O, such another sleep, that I might see But such another man! DOLABELLA If it might please ye,-- CLEOPATRA His face was as the heavens; and therein stuck A sun and moon, which kept their course, and lighted The little O, the earth. DOLABELLA Most sovereign creature,-- CLEOPATRA His legs bestrid the ocean: his rear'd arm Crested the world: his voice was propertied As all the tuned spheres, and that to friends;But when he meant to quail and shake the orb, He was as rattling thunder. For his bounty, There was no winter in't; an autumn 'twas That grew the more by reaping: his delights Were dolphin-like; they show'd his back above The element they lived in: in his livery Walk'd crowns and crownets; realms and islands were As plates dropp'd from his pocket. DOLABELLA Cleopatra! CLEOPATRA Think you there was, or might be, such a man As this I dream'd of? DOLABELLA Gentle madam, no. CLEOPATRA You lie, up to the hearing of the gods.

But, if there be, or ever were, one such, It's past the size of dreaming: nature wants stuff To vie strange forms with fancy; yet, to imagine And Antony, were nature's piece 'gainst fancy, Condemning shadows quite. DOLABELLA Hear me, good madam.

Your loss is as yourself, great; and you bear it As answering to the weight: would I might never O'ertake pursued success, but I do feel, By the rebound of yours, a grief that smites My very heart at root. CLEOPATRA I thank you, sir, Know you what Caesar means to do with me? DOLABELLA I am loath to tell you what I would you knew. CLEOPATRA Nay, pray you, sir,-- DOLABELLA Though he be honourable,-- CLEOPATRA He'll lead me, then, in triumph? DOLABELLA Madam, he will; I know't.
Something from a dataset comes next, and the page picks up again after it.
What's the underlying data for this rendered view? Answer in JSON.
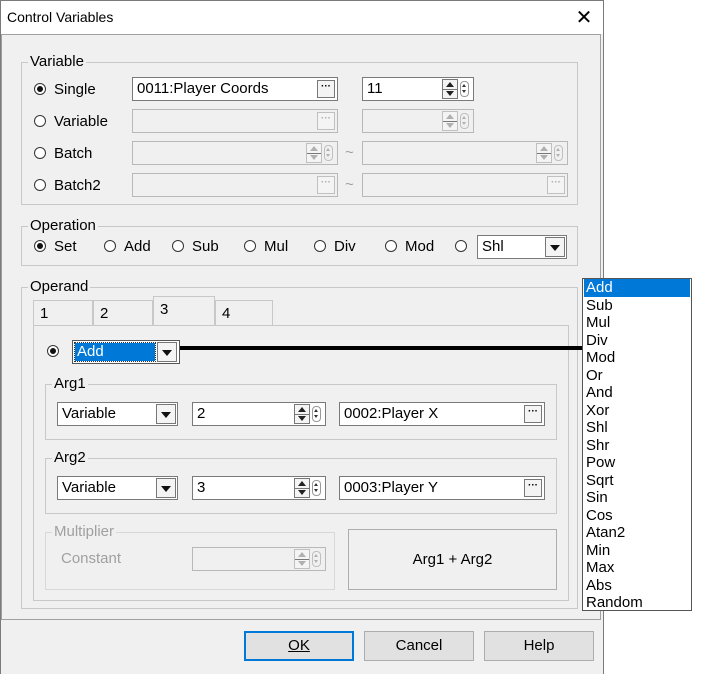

Flourish, and shout within, 'Make way there: Octavius Caesar!'

Enter OCTAVIUS CAESAR, GALLUS, PROCULEIUS, MECAENAS, SELEUCUS, and others of his Train OCTAVIUS CAESAR Which is the Queen of Egypt? DOLABELLA It is the emperor, madam.

CLEOPATRA kneels OCTAVIUS CAESAR Arise, you shall not kneel:

I pray you, rise; rise, Egypt. CLEOPATRA Sir, the gods Will have it thus; my master and my lord I must obey. OCTAVIUS CAESAR Take to you no hard thoughts:

The record of what injuries you did us, Though written in our flesh, we shall remember As things but done by chance. CLEOPATRA Sole sir o' the world, I cannot project mine own cause so well To make it clear; but do confess I have Been laden with like frailties which before Have often shamed our sex. OCTAVIUS CAESAR Cleopatra, know, We will extenuate rather than enforce:

If you apply yourself to our intents, Which towards you are most gentle, you shall find A benefit in this change; but if you seek To lay on me a cruelty, by taking Antony's course, you shall bereave yourself Of my good purposes, and put your children To that destruction which I'll guard them from, If thereon you rely. I'll take my leave. CLEOPATRA And may, through all the world: 'tis yours; and we, Your scutcheons and your signs of conquest, shall Hang in what place you please. Here, my good lord. OCTAVIUS CAESAR You shall advise me in all for Cleopatra. CLEOPATRA This is the brief of money, plate, and jewels, I am possess'd of: 'tis exactly valued;Not petty things admitted. Where's Seleucus? SELEUCUS Here, madam. CLEOPATRA This is my treasurer: let him speak, my lord, Upon his peril, that I have reserved To myself nothing. Speak the truth, Seleucus. SELEUCUS Madam, I had rather seal my lips, than, to my peril, Speak that which is not. CLEOPATRA What have I kept back? SELEUCUS Enough to purchase what you have made known. OCTAVIUS CAESAR Nay, blush not, Cleopatra; I approve Your wisdom in the deed. CLEOPATRA See, Caesar! O, behold, How pomp is follow'd! mine will now be yours;And, should we shift estates, yours would be mine.

The ingratitude of this Seleucus does Even make me wild: O slave, of no more trust Than love that's hired! What, goest thou back?

thou shalt Go back, I warrant thee; but I'll catch thine eyes, Though they had wings: slave, soulless villain, dog!